▶ [What the task asks]: What is the number of lines in this listing that include the string "content"? Answer with that number by itself.

* * * * * * * * *

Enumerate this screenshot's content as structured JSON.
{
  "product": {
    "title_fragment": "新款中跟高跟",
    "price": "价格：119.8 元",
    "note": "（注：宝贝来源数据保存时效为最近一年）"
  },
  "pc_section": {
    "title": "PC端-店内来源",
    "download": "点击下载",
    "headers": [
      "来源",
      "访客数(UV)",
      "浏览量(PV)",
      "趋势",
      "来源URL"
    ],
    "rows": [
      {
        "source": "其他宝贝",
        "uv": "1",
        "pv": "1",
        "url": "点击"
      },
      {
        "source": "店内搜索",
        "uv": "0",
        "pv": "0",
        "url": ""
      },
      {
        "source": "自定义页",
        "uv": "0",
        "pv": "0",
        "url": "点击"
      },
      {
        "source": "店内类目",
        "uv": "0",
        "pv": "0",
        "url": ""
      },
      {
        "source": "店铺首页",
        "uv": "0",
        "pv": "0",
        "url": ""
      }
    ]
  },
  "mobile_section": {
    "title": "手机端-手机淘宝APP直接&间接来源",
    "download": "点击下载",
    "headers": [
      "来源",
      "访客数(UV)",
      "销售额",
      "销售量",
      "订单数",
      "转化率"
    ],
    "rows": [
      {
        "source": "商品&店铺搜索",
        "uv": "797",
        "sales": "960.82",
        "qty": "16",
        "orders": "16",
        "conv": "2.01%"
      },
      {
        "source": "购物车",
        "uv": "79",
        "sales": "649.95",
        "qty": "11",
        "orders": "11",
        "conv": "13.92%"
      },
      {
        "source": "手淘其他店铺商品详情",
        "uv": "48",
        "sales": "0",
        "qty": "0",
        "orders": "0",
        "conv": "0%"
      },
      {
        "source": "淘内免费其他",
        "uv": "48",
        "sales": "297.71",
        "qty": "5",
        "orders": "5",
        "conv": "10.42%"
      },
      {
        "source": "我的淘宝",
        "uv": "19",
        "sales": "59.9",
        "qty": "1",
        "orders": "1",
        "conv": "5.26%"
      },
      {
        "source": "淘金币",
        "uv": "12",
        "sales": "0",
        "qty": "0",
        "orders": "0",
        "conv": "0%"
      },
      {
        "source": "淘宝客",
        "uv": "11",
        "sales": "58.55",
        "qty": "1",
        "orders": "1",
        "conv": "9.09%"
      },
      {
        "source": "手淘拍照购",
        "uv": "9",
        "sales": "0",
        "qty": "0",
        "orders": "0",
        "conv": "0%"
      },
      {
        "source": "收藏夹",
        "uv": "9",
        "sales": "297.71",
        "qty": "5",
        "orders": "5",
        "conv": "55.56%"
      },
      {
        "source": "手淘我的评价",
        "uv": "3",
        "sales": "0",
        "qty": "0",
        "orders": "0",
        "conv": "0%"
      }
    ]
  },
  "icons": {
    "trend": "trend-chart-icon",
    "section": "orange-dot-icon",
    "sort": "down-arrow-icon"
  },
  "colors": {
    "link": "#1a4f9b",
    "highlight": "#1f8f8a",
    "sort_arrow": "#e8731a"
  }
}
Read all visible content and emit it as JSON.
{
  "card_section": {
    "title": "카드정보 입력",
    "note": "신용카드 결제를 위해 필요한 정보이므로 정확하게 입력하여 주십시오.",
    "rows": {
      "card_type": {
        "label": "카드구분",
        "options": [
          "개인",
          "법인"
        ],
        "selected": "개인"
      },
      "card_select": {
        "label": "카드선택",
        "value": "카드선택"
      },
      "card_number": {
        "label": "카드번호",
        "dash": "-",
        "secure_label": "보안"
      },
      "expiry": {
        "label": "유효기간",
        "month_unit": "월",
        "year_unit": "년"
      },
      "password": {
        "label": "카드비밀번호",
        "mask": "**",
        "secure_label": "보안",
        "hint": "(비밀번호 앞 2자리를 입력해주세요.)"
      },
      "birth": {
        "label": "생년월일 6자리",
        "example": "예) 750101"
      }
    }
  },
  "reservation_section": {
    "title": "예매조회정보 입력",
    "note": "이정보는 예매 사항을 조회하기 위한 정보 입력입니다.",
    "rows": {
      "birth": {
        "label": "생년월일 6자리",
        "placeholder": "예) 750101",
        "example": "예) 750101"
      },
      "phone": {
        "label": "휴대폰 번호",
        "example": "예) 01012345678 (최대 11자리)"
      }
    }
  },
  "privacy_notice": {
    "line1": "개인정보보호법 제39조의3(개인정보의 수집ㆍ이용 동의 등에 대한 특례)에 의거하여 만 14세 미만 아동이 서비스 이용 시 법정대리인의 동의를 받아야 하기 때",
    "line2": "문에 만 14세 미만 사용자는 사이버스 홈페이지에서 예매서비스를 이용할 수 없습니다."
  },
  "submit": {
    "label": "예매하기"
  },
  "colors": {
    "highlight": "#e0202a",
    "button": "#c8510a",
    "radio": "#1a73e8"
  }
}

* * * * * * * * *

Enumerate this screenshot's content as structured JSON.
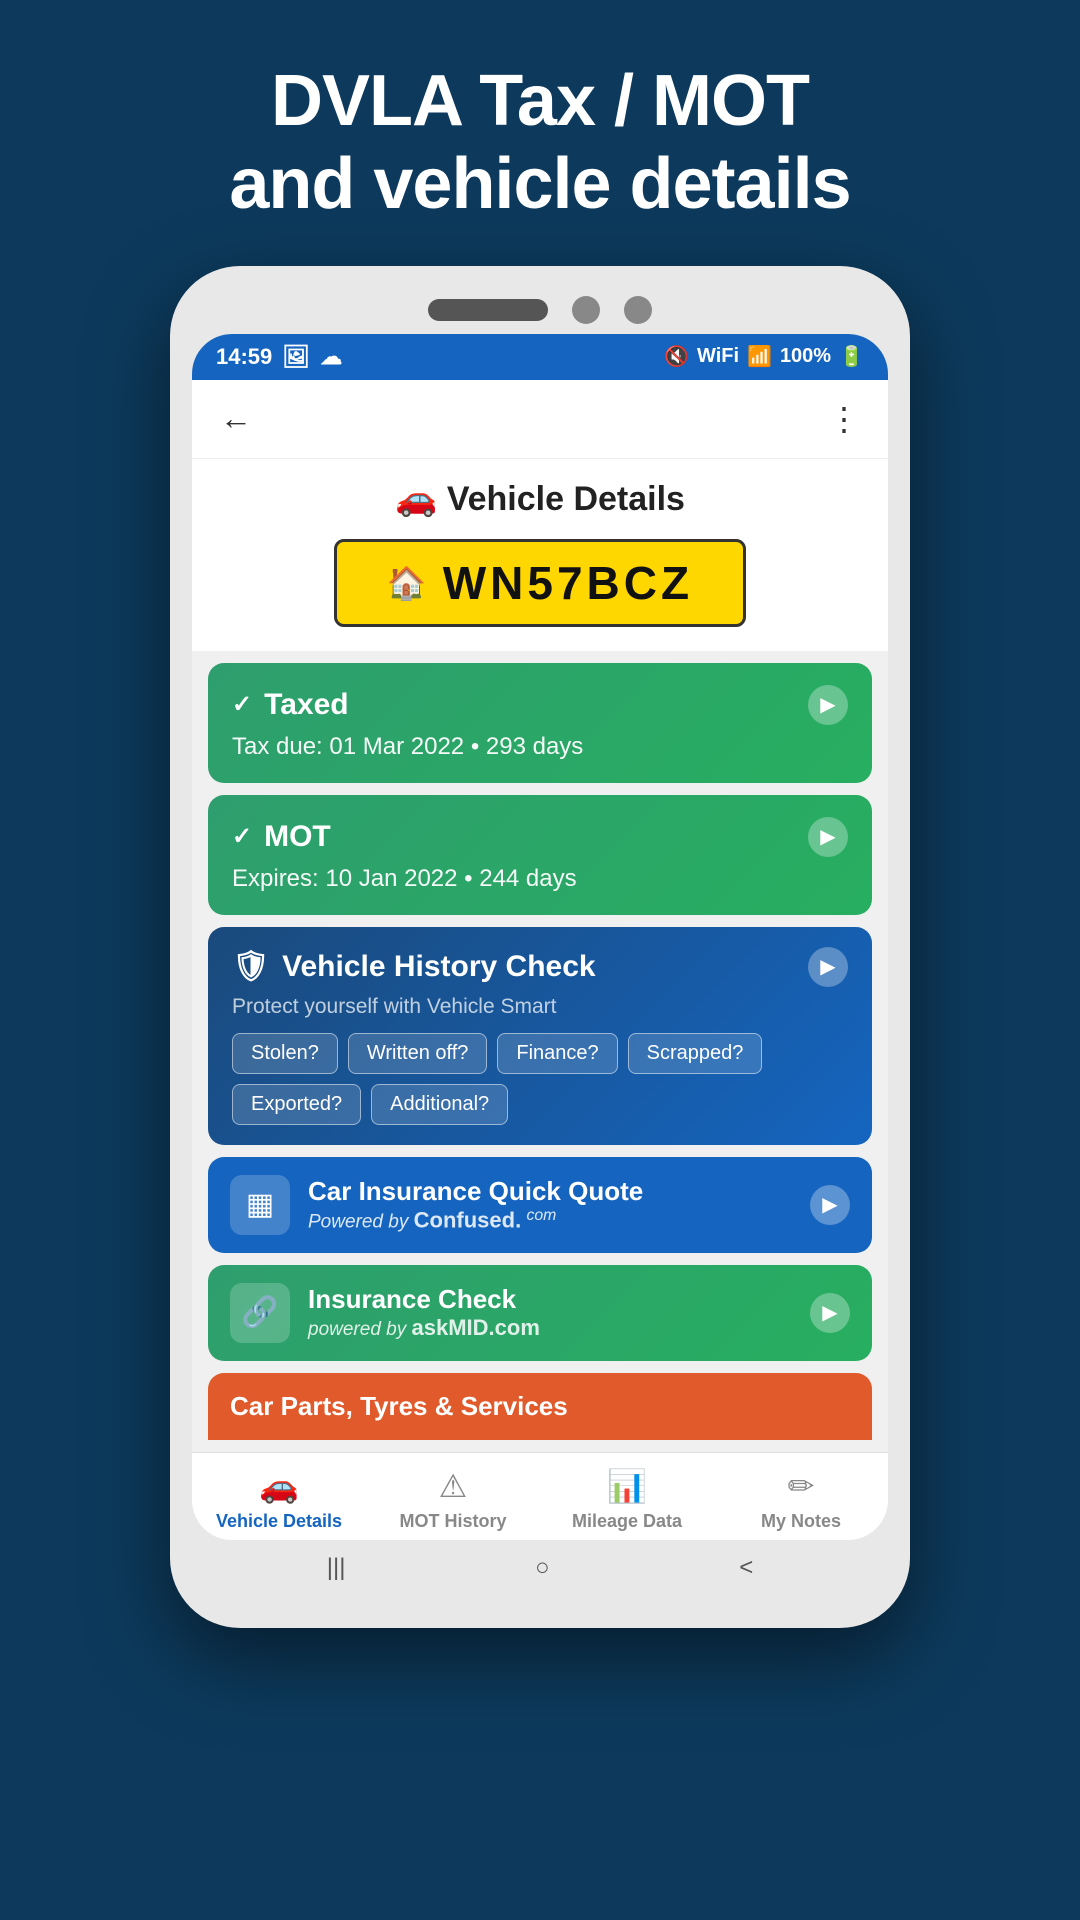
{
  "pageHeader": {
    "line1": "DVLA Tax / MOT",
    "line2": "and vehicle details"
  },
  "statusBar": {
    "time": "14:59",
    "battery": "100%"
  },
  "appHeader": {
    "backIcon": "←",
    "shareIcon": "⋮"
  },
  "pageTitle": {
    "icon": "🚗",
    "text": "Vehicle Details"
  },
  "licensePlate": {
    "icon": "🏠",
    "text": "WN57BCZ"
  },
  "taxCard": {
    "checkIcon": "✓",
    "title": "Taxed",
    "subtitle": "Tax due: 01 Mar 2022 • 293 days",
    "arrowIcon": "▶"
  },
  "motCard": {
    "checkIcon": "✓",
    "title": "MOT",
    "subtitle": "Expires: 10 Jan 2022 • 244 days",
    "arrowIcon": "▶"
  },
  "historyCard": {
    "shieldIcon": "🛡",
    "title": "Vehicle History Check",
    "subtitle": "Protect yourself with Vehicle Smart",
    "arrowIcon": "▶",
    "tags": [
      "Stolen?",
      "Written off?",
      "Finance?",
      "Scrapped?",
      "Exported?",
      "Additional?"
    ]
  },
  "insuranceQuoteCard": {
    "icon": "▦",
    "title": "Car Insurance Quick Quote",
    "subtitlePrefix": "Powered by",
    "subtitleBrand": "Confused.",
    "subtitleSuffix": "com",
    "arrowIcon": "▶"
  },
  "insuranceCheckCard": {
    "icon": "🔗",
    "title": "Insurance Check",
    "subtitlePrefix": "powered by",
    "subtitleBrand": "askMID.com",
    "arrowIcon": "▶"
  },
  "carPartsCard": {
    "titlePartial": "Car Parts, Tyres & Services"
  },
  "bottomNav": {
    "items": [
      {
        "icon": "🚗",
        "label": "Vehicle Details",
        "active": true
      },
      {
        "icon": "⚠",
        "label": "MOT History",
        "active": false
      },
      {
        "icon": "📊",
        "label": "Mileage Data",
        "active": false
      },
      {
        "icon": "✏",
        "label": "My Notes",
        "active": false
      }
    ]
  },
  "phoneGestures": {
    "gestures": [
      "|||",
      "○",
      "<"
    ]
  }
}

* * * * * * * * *

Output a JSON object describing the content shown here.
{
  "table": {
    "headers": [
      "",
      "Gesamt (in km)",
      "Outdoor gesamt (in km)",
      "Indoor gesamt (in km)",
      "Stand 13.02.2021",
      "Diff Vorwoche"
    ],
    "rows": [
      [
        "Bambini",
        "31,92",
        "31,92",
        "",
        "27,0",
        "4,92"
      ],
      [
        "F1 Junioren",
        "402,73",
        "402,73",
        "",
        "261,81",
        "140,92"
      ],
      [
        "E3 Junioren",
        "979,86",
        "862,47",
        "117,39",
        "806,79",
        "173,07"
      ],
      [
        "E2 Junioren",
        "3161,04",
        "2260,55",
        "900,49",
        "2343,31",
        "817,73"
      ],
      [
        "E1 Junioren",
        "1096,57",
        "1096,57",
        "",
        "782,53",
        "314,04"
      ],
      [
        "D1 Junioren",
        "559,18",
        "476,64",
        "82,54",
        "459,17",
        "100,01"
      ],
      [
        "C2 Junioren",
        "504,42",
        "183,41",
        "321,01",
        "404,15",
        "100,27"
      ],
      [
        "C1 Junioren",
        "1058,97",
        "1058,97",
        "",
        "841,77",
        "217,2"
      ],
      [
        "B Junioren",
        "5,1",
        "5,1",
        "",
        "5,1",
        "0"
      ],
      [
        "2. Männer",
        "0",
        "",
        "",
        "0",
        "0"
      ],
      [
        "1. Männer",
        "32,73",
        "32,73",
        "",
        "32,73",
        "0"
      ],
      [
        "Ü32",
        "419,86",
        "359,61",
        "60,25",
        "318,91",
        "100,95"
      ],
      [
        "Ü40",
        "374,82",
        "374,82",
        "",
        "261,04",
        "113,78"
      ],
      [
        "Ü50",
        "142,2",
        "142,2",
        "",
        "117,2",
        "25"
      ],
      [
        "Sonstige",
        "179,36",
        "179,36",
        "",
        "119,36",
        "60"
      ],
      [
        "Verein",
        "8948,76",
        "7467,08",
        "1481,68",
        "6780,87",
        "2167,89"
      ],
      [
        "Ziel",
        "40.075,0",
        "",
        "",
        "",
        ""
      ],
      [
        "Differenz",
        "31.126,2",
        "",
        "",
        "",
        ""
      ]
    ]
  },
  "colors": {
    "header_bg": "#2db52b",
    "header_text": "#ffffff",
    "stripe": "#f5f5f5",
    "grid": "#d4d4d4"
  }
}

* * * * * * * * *

▶ [Solution]: 4